▸ PROBLEM TO SOLVE:
Among the entries below, how many lines hold "this"? Reply with the number only.

- - - -

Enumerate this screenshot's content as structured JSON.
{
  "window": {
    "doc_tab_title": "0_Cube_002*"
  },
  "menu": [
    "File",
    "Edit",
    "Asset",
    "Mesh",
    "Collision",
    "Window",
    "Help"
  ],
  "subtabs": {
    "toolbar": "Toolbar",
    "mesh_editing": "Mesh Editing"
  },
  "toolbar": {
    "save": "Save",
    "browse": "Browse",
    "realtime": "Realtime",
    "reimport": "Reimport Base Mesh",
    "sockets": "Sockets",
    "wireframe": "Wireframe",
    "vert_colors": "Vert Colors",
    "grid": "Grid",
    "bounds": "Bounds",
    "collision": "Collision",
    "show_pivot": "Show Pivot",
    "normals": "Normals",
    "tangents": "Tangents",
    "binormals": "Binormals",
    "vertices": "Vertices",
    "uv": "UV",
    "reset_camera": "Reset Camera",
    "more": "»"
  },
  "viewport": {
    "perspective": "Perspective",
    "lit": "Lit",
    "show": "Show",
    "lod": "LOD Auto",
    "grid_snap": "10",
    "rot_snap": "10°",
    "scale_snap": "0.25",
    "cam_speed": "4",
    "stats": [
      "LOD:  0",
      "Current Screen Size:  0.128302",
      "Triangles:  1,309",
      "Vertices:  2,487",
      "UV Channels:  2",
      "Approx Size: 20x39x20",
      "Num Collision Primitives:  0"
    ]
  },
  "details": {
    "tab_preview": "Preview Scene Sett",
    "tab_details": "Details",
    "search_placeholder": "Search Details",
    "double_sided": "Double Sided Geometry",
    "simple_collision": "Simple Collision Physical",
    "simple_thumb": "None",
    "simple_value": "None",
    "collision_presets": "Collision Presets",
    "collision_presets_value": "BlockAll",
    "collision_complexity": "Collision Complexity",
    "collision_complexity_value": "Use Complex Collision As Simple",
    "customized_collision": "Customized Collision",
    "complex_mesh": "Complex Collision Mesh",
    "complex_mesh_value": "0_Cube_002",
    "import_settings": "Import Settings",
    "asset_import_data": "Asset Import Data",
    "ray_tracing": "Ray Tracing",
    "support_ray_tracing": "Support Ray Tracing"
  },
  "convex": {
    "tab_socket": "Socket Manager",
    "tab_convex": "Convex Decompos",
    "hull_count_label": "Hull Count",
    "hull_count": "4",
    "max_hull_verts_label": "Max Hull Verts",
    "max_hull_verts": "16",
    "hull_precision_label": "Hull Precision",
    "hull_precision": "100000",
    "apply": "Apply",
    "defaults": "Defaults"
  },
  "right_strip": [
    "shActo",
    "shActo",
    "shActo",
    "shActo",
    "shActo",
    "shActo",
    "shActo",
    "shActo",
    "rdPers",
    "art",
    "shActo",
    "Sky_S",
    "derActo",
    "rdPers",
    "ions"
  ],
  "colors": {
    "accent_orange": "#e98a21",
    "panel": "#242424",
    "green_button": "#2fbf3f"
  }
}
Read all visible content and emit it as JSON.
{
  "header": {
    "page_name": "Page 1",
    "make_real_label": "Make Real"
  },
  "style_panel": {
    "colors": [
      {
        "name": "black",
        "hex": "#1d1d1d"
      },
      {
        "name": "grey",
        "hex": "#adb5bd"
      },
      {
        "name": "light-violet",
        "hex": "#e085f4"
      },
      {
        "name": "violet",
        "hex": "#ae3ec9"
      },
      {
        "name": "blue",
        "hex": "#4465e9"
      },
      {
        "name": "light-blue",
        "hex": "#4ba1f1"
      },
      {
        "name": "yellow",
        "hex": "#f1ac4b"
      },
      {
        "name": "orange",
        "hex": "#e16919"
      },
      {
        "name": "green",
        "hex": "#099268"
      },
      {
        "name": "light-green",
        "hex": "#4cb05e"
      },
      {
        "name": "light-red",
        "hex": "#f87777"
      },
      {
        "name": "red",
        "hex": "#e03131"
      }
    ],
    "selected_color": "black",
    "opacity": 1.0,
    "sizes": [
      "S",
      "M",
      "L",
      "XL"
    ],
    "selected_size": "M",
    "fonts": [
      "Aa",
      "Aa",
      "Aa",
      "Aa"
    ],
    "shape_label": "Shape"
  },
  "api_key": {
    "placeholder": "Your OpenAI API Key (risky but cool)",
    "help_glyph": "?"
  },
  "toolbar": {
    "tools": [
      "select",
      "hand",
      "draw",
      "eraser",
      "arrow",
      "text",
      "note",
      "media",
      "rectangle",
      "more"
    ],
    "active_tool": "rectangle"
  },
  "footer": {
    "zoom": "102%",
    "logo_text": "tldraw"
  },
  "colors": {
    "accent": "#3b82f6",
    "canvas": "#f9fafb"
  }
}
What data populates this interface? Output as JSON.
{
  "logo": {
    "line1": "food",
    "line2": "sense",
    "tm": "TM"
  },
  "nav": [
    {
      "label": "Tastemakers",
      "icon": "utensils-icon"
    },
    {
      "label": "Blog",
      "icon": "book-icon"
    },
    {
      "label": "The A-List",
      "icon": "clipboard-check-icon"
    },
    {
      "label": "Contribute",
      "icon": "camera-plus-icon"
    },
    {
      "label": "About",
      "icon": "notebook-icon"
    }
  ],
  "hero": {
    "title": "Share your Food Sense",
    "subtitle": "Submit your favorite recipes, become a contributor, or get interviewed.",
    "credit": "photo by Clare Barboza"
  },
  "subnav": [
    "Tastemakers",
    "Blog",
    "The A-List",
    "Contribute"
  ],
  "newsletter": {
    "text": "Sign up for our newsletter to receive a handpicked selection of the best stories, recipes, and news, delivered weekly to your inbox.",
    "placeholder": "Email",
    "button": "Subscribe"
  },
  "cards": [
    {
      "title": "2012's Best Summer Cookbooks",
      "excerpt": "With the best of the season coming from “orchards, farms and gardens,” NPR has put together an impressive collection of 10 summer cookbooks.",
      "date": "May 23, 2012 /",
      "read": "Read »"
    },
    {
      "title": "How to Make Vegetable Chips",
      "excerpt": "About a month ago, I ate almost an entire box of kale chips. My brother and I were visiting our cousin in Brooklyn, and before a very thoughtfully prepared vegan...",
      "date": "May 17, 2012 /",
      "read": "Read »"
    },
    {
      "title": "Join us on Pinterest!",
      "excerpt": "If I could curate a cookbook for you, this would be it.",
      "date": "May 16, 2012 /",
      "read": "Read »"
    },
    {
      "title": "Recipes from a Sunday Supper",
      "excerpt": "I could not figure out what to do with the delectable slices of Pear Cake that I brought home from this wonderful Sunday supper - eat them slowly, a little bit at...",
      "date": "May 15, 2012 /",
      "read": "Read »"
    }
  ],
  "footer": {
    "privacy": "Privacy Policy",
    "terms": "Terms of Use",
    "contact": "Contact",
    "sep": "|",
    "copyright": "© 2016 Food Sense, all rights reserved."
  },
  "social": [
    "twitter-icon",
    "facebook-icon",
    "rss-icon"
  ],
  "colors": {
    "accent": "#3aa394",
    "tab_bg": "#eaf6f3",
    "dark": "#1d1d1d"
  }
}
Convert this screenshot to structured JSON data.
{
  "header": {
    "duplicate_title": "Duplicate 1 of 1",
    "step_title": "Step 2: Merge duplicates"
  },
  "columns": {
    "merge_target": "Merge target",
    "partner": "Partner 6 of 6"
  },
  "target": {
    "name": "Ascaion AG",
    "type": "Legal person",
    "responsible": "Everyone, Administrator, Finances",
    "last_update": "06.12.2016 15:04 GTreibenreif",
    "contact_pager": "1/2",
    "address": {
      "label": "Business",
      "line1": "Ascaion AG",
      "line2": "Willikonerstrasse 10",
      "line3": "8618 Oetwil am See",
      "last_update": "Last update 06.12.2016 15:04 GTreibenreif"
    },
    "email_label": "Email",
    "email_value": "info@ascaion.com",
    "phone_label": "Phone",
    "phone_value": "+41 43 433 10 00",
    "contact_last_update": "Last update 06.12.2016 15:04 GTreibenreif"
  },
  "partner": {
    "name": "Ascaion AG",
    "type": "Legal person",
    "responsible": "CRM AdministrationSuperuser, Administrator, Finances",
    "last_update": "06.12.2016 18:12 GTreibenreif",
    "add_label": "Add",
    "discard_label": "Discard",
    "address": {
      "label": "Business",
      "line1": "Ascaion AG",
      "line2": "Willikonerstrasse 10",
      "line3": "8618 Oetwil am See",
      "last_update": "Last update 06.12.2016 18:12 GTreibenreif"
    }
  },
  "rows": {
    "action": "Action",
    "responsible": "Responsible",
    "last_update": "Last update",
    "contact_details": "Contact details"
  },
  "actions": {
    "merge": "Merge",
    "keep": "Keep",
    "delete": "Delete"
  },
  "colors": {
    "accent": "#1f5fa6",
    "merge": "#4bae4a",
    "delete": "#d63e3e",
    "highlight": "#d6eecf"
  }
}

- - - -

▸ RESPONSE BOX:
5